Work to be completed
A verbatim reproduction of all the entries is needed.

-- Supplied material follows --

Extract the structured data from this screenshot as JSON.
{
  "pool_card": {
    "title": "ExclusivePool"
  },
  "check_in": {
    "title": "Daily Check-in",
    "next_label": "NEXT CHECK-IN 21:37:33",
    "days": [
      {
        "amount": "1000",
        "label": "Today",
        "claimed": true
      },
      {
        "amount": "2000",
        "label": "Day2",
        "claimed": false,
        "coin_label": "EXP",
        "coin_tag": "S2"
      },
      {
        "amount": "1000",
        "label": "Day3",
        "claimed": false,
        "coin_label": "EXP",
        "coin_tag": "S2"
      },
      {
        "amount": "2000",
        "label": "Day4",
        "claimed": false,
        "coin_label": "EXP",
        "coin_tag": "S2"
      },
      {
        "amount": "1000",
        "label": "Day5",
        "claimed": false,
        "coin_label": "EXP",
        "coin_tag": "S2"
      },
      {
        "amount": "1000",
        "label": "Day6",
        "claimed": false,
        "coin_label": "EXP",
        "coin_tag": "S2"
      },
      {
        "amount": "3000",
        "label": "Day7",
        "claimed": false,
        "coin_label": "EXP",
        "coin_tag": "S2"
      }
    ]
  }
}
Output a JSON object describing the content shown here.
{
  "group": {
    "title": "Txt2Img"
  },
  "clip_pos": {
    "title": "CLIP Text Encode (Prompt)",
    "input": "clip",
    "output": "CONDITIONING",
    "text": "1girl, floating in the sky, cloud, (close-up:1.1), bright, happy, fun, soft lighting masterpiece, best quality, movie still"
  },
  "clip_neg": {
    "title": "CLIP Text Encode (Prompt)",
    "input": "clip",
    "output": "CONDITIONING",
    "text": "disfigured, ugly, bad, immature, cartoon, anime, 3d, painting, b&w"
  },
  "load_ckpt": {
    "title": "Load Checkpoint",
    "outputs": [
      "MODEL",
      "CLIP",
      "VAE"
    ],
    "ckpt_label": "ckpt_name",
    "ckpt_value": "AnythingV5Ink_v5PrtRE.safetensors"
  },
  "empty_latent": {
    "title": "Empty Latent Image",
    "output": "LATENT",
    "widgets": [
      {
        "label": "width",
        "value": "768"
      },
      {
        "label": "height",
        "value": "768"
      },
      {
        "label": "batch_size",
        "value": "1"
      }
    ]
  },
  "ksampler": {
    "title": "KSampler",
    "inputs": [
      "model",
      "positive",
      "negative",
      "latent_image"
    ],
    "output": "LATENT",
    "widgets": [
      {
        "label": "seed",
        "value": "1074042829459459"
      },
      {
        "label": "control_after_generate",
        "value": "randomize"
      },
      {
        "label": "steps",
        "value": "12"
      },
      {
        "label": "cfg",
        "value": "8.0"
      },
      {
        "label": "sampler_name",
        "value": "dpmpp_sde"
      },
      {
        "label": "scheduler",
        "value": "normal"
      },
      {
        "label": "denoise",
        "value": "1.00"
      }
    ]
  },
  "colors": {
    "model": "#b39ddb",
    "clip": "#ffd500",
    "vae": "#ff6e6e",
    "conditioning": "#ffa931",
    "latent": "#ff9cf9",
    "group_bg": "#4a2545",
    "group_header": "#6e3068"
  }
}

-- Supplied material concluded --

Exercise answer
Extract the structured data from this screenshot as JSON.
{
  "pool_card": {
    "title": "ExclusivePool"
  },
  "check_in": {
    "title": "Daily Check-in",
    "next_label": "NEXT CHECK-IN 21:37:33",
    "days": [
      {
        "amount": "1000",
        "label": "Today",
        "claimed": true
      },
      {
        "amount": "2000",
        "label": "Day2",
        "claimed": false,
        "coin_label": "EXP",
        "coin_tag": "S2"
      },
      {
        "amount": "1000",
        "label": "Day3",
        "claimed": false,
        "coin_label": "EXP",
        "coin_tag": "S2"
      },
      {
        "amount": "2000",
        "label": "Day4",
        "claimed": false,
        "coin_label": "EXP",
        "coin_tag": "S2"
      },
      {
        "amount": "1000",
        "label": "Day5",
        "claimed": false,
        "coin_label": "EXP",
        "coin_tag": "S2"
      },
      {
        "amount": "1000",
        "label": "Day6",
        "claimed": false,
        "coin_label": "EXP",
        "coin_tag": "S2"
      },
      {
        "amount": "3000",
        "label": "Day7",
        "claimed": false,
        "coin_label": "EXP",
        "coin_tag": "S2"
      }
    ]
  }
}
Output a JSON object describing the content shown here.
{
  "group": {
    "title": "Txt2Img"
  },
  "clip_pos": {
    "title": "CLIP Text Encode (Prompt)",
    "input": "clip",
    "output": "CONDITIONING",
    "text": "1girl, floating in the sky, cloud, (close-up:1.1), bright, happy, fun, soft lighting masterpiece, best quality, movie still"
  },
  "clip_neg": {
    "title": "CLIP Text Encode (Prompt)",
    "input": "clip",
    "output": "CONDITIONING",
    "text": "disfigured, ugly, bad, immature, cartoon, anime, 3d, painting, b&w"
  },
  "load_ckpt": {
    "title": "Load Checkpoint",
    "outputs": [
      "MODEL",
      "CLIP",
      "VAE"
    ],
    "ckpt_label": "ckpt_name",
    "ckpt_value": "AnythingV5Ink_v5PrtRE.safetensors"
  },
  "empty_latent": {
    "title": "Empty Latent Image",
    "output": "LATENT",
    "widgets": [
      {
        "label": "width",
        "value": "768"
      },
      {
        "label": "height",
        "value": "768"
      },
      {
        "label": "batch_size",
        "value": "1"
      }
    ]
  },
  "ksampler": {
    "title": "KSampler",
    "inputs": [
      "model",
      "positive",
      "negative",
      "latent_image"
    ],
    "output": "LATENT",
    "widgets": [
      {
        "label": "seed",
        "value": "1074042829459459"
      },
      {
        "label": "control_after_generate",
        "value": "randomize"
      },
      {
        "label": "steps",
        "value": "12"
      },
      {
        "label": "cfg",
        "value": "8.0"
      },
      {
        "label": "sampler_name",
        "value": "dpmpp_sde"
      },
      {
        "label": "scheduler",
        "value": "normal"
      },
      {
        "label": "denoise",
        "value": "1.00"
      }
    ]
  },
  "colors": {
    "model": "#b39ddb",
    "clip": "#ffd500",
    "vae": "#ff6e6e",
    "conditioning": "#ffa931",
    "latent": "#ff9cf9",
    "group_bg": "#4a2545",
    "group_header": "#6e3068"
  }
}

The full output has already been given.